Review: ‘Drive My Car’ is a winding and delicate rumination on loss and love

Best international feature winner “Drive My Car” is a profound film that deals with how people communicate.


Susan Behrends Valenzuela

The Oscar-nominated “Drive My Car,” by Ryusuke Hamaguchi, was adapted from a short story by Haruki Murakami. The film is available to stream on HBO Max. (Staff Illustration by Susan Behrends Valenzuela)

Stephanie Wong, Contributing Writer

2021 was truly a fantastic year for Japanese filmmaker Ryûsuke Hamaguchi, who released not one but two major films last year to critical acclaim. Both “Wheel of Fortune and Fantasy” and “Drive My Car” have been universally praised for their realistic characters, naturalistic storytelling, and engrossing dialogue and performances. The latter racked up four Oscar nominations — including one for best picture — tying with Akira Kurosawa’s “Rashomon” for the most nominations a film from Japan has ever garnered. It went on to win best international feature. 

“Drive My Car” is also one of only six films — the others being “Goodfellas,” “Schindler’s List,” “L.A. Confidential,” “The Social Network” and “The Hurt Locker” — to earn best picture nominations from all three major U.S. critic groups, and the only non-English language film among those six.

Watching “Drive My Car” is an inimitable experience. The film requires patience from its viewers — for example, the opening credits only roll 40 minutes in — and its three-hour runtime is likely to turn away impatient viewers. However, “Drive My Car” provides an intensely fulfilling and introspective experience unlike any other. Hamaguchi’s meticulous directorial style truly comes into play here; the film unfolds slowly and methodically, creating an almost meditative experience. As a storyteller, Hamaguchi understands that so much of life occurs in the everyday and seemingly mundane. It is this philosophy that marks “Drive My Car” as a masterpiece in observing the subtle moments between emotionally restrained characters. 
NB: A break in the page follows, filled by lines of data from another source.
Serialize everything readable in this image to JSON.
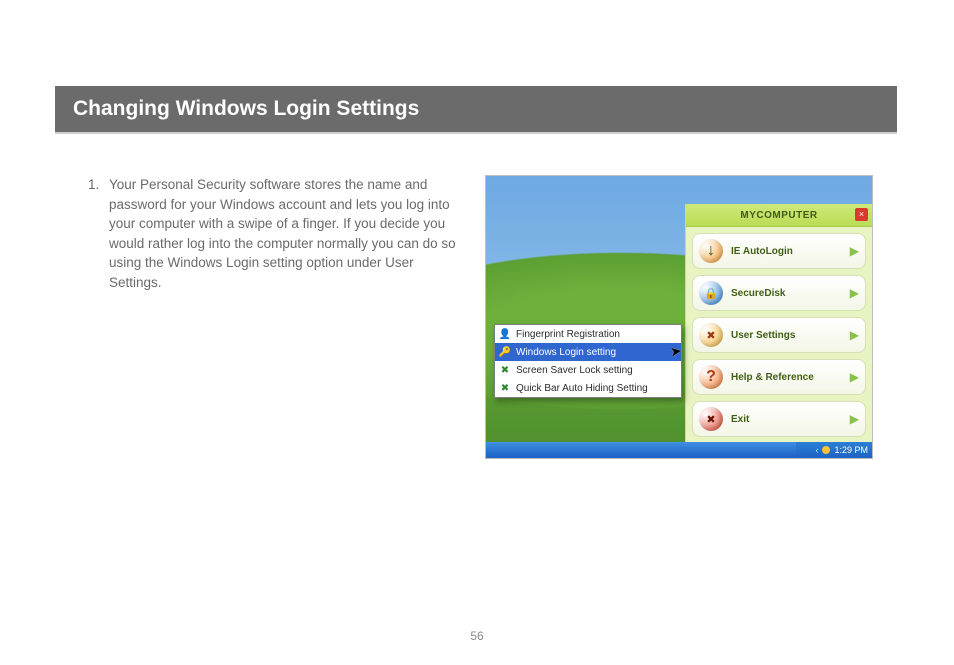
{
  "title": "Changing Windows Login Settings",
  "step_number": "1.",
  "step_text": "Your Personal Security software stores the name and password for your Windows account and lets you log into your computer with a swipe of a finger.  If you decide you would rather log into the computer normally you can do so using the Windows Login setting option under User Settings.",
  "page_number": "56",
  "screenshot": {
    "sidebar_title": "MYCOMPUTER",
    "sidebar_items": [
      {
        "label": "IE AutoLogin",
        "icon_color": "#f39c2c",
        "glyph": "↓"
      },
      {
        "label": "SecureDisk",
        "icon_color": "#2f87d6",
        "glyph": "🔒"
      },
      {
        "label": "User Settings",
        "icon_color": "#f3b536",
        "glyph": "✖"
      },
      {
        "label": "Help & Reference",
        "icon_color": "#f37a2c",
        "glyph": "?"
      },
      {
        "label": "Exit",
        "icon_color": "#e0432b",
        "glyph": "✖"
      }
    ],
    "context_menu": [
      {
        "label": "Fingerprint Registration",
        "icon": "👤",
        "selected": false
      },
      {
        "label": "Windows Login setting",
        "icon": "🔑",
        "selected": true
      },
      {
        "label": "Screen Saver Lock setting",
        "icon": "✖",
        "selected": false
      },
      {
        "label": "Quick Bar Auto Hiding Setting",
        "icon": "✖",
        "selected": false
      }
    ],
    "clock": "1:29 PM"
  }
}
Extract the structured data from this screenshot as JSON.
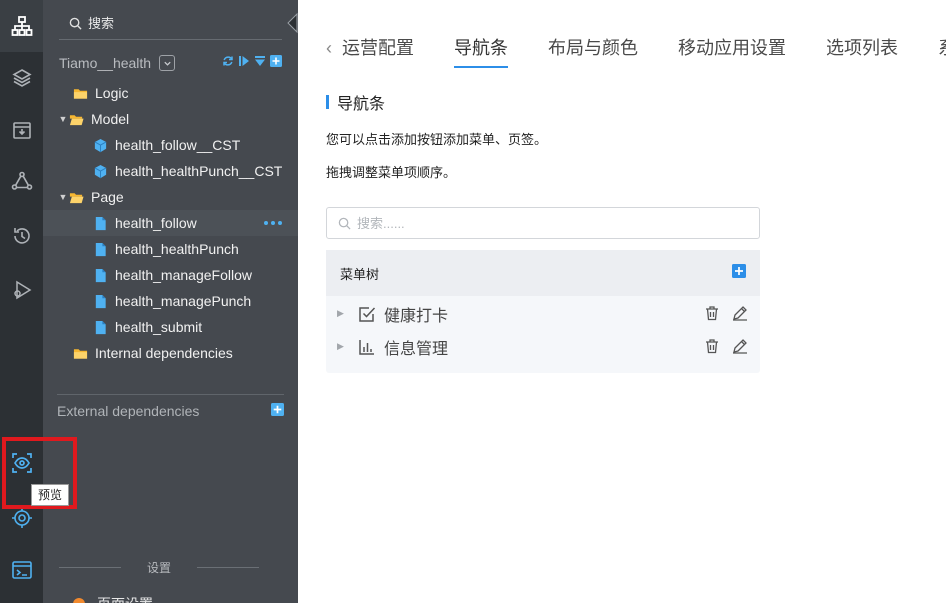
{
  "explorer": {
    "search_placeholder": "搜索",
    "project_name": "Tiamo__health",
    "tree": {
      "logic": "Logic",
      "model": "Model",
      "model_items": [
        "health_follow__CST",
        "health_healthPunch__CST"
      ],
      "page": "Page",
      "page_items": [
        "health_follow",
        "health_healthPunch",
        "health_manageFollow",
        "health_managePunch",
        "health_submit"
      ],
      "internal": "Internal dependencies"
    },
    "external": "External dependencies",
    "settings": "设置",
    "page_settings": "页面设置"
  },
  "activity": {
    "tooltip": "预览"
  },
  "main": {
    "tabs": [
      "运营配置",
      "导航条",
      "布局与颜色",
      "移动应用设置",
      "选项列表",
      "系统"
    ],
    "active_tab_index": 1,
    "section_title": "导航条",
    "hint1": "您可以点击添加按钮添加菜单、页签。",
    "hint2": "拖拽调整菜单项顺序。",
    "search_placeholder": "搜索......",
    "menu_tree_title": "菜单树",
    "menu_items": [
      "健康打卡",
      "信息管理"
    ]
  },
  "colors": {
    "accent": "#2c8ee8",
    "highlight_box": "#e0191e",
    "sidebar_bg": "#2c3034",
    "explorer_bg": "#45494f",
    "folder": "#f7b731",
    "file": "#4fb1f1"
  },
  "icons": {
    "activity": [
      "org-chart-icon",
      "layers-icon",
      "inbox-icon",
      "network-icon",
      "history-icon",
      "deploy-icon",
      "preview-eye-icon",
      "target-icon",
      "terminal-icon"
    ]
  }
}
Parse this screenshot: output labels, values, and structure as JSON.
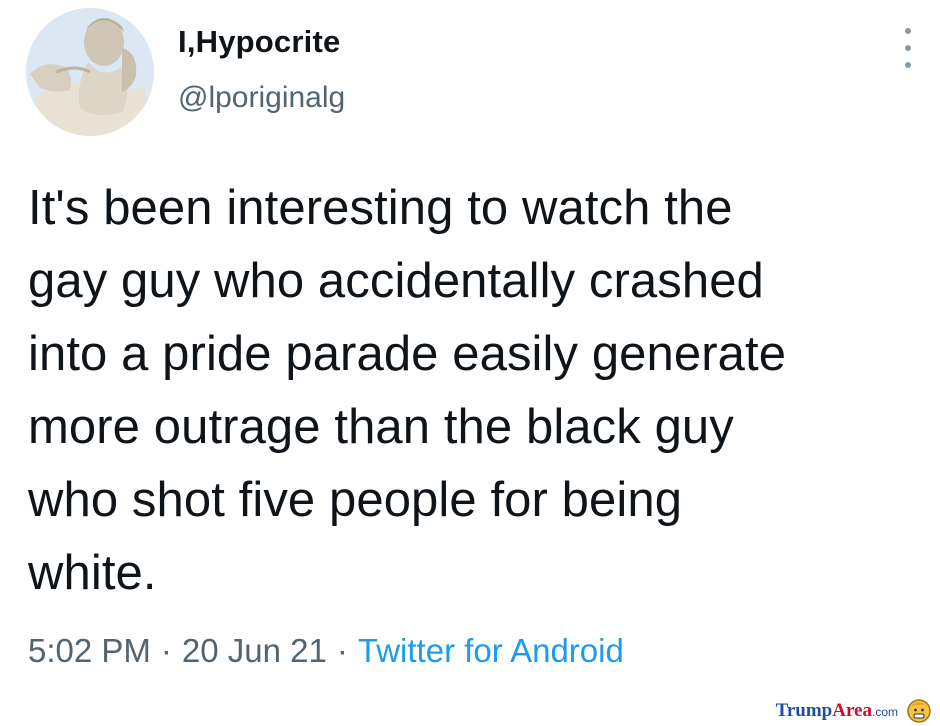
{
  "tweet": {
    "author": {
      "display_name": "I,Hypocrite",
      "handle": "@lporiginalg",
      "avatar_icon": "statue-avatar"
    },
    "text": "It's been interesting  to watch the\ngay guy who accidentally crashed\ninto a pride parade easily generate\nmore outrage than the black guy\nwho shot five people for being\nwhite.",
    "time": "5:02 PM",
    "date": "20 Jun 21",
    "separator": "·",
    "source": "Twitter for Android",
    "more_icon": "more-vertical-icon"
  },
  "watermark": {
    "brand_part1": "Trump",
    "brand_part2": "Area",
    "suffix": ".com"
  },
  "colors": {
    "text": "#0f1419",
    "secondary": "#536471",
    "link": "#1d9bf0"
  }
}
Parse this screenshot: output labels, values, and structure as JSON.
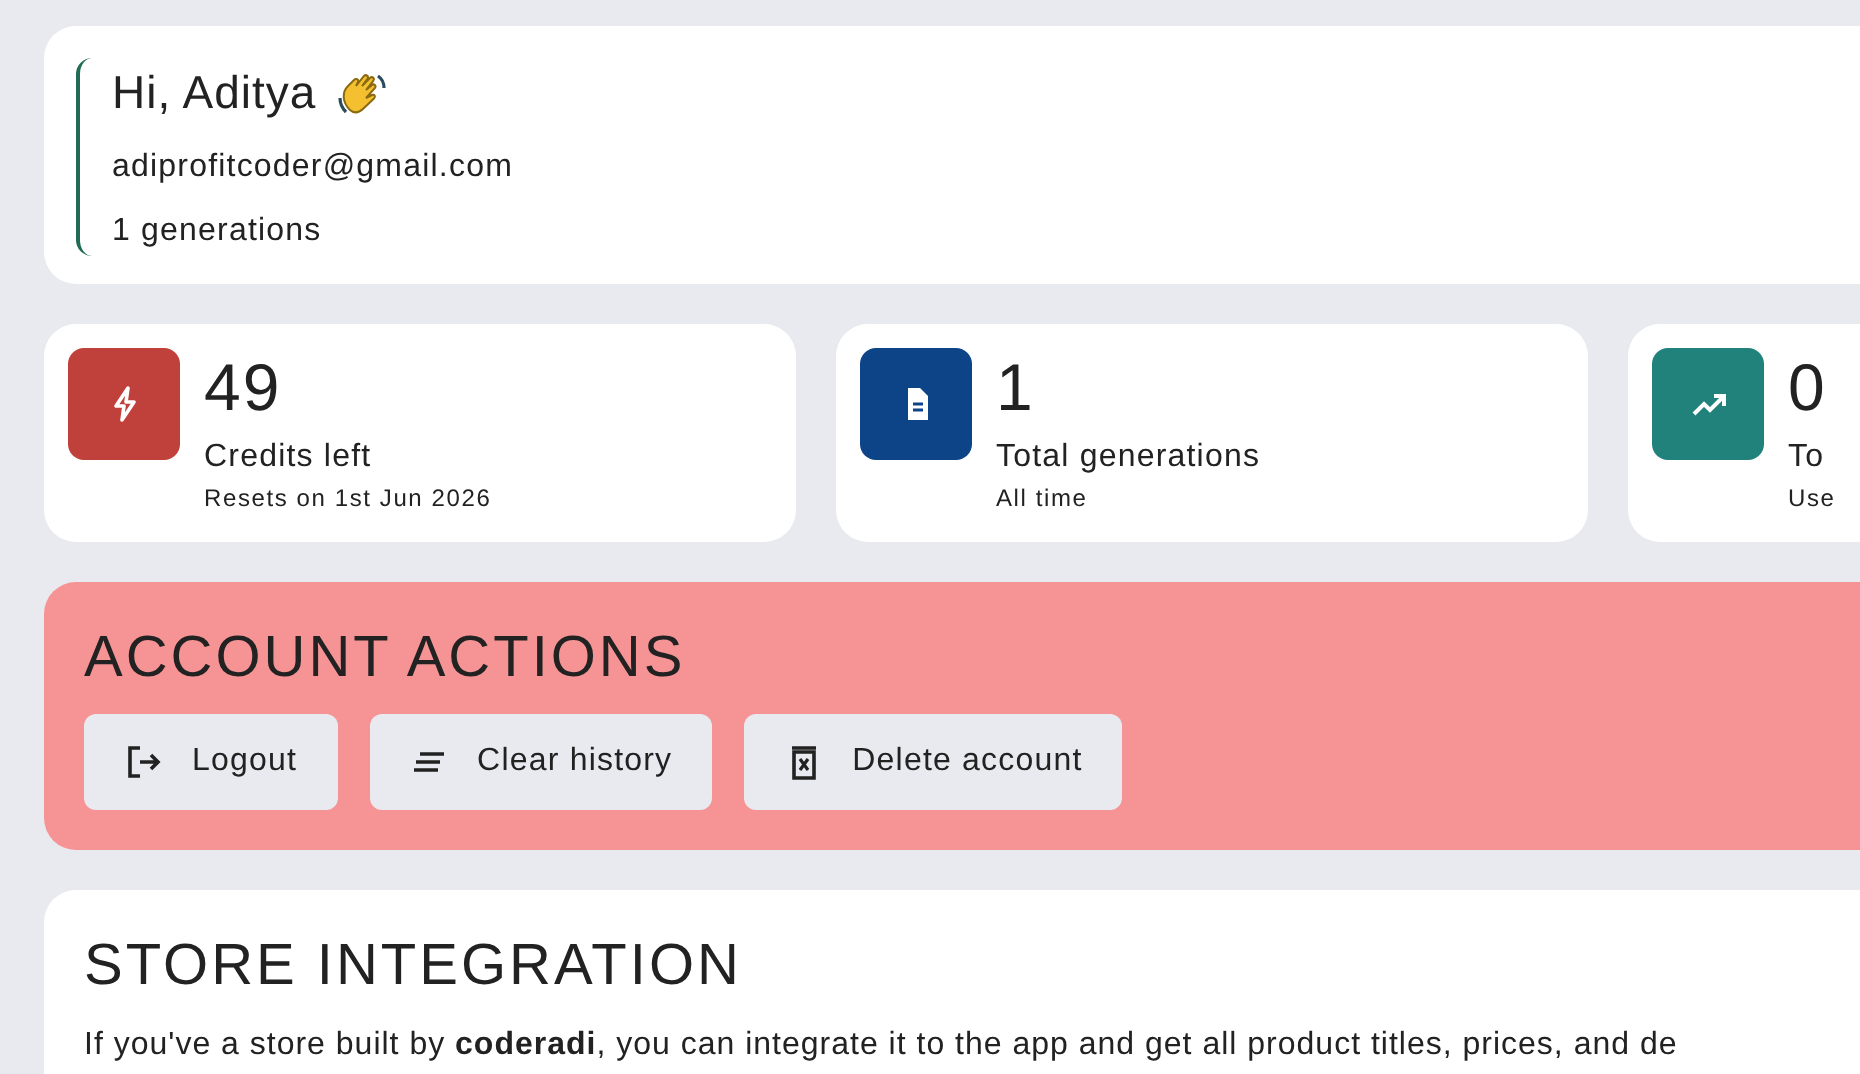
{
  "profile": {
    "greeting": "Hi, Aditya",
    "email": "adiprofitcoder@gmail.com",
    "generations": "1 generations"
  },
  "stats": [
    {
      "kind": "credits",
      "value": "49",
      "label": "Credits left",
      "note": "Resets on 1st Jun 2026",
      "color": "#c0403c"
    },
    {
      "kind": "generations",
      "value": "1",
      "label": "Total generations",
      "note": "All time",
      "color": "#0d4488"
    },
    {
      "kind": "trend",
      "value": "0",
      "label": "To",
      "note": "Use",
      "color": "#20827a"
    }
  ],
  "account_actions": {
    "title": "ACCOUNT ACTIONS",
    "buttons": [
      {
        "kind": "logout",
        "label": "Logout"
      },
      {
        "kind": "clear",
        "label": "Clear history"
      },
      {
        "kind": "delete",
        "label": "Delete account"
      }
    ]
  },
  "store_integration": {
    "title": "STORE INTEGRATION",
    "text": "If you've a store built by **coderadi**, you can integrate it to the app and get all product titles, prices, and de"
  }
}
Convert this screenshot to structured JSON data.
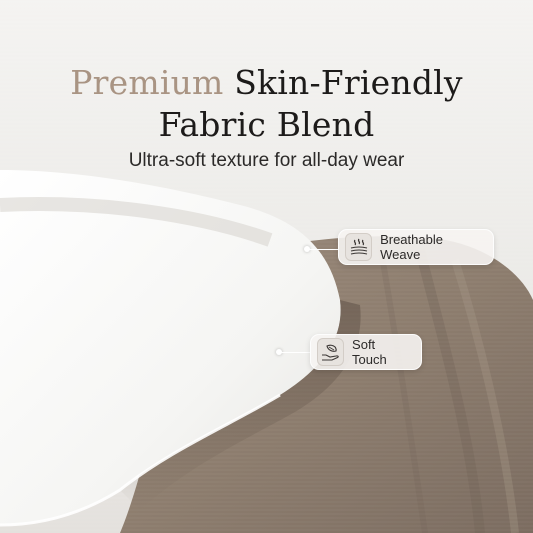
{
  "headline": {
    "accent_word": "Premium",
    "line1_rest": "Skin-Friendly",
    "line2": "Fabric Blend"
  },
  "subtitle": "Ultra-soft texture for all-day wear",
  "features": [
    {
      "label": "Breathable Weave",
      "icon": "breathable-weave-icon"
    },
    {
      "label": "Soft Touch",
      "icon": "soft-touch-icon"
    }
  ],
  "colors": {
    "accent": "#a99483",
    "text": "#1d1b1a",
    "fabric_white": "#f6f6f4",
    "fabric_taupe": "#8d7d6e",
    "background": "#eeecea"
  }
}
The film is primarily adapted from a roughly 40-page short story of the same name by Haruki Murakami, although it also incorporates elements from other Murakami stories. It also incorporates significant passages from Anton Chekhov’s “Uncle Vanya” in multiple languages, including Japanese, Mandarin and Korean Sign Language. Through his unique staging of “Uncle Vanya,” in which Hamaguchi has multiple actors speaking different languages interact with each other, he seems to be proposing a question to the audience: How much can people speaking different languages understand each other? 

In many ways, “Drive My Car” is about the complexity of communication. The emotions of its main characters in the film are sparse at times as they struggle to come to terms with their emotions. The protagonist, Yūsuke Kafuku (Hidetoshi Nishijima), is a quiet theater director grappling with the recent passing of his wife and her infidelity. After being called to direct an adaptation of “Uncle Vanya,” he meets Misaki Watari (Tôko Miura), a similarly reserved young woman assigned as his chauffeur.

Both Nishijima and Miura give impactful performances as two individuals who are in no hurry to reveal themselves to each other or the audience. When they finally do, the audience shares their cathartic revelations as they begin to find comfort in each other. 

A core thematic image that recurs throughout the film is, predictably, the car. The film’s most emotionally resonant dialogues occur during conversations in cars. Though it might be surprising when one considers the seemingly static visual nature of these settings, they are also the setting for some of the film’s most striking images.

Hamaguchi cites Iranian filmmaker Abbas Kiarostami as a major influence for these scenes. The car, according to both directors, is an intimate place of internal journey and introspection. In an interview, Hamaguchi explains that inside these moving cars, he believes that we tend to reveal things we wouldn’t in other situations. The passengers face the same direction and are not looking at each other, creating a space in which, Hamaguchi believes, they are “forced to look inwards as they’re talking.” As the film progresses, Kafuku and Watari grow closer in this intimate space, bringing them to revelations about their losses and helping them come to terms with their difficult pasts.

“Drive My Car” is a film that lingers with you. Hamaguchi’s eloquent and profound testament to grief, art and human connection is essential viewing — especially if you can see it in a theater. 

“Drive My Car” is playing now in theaters and is also available to stream on HBO Max.

Contact Stephanie Wong at [email protected].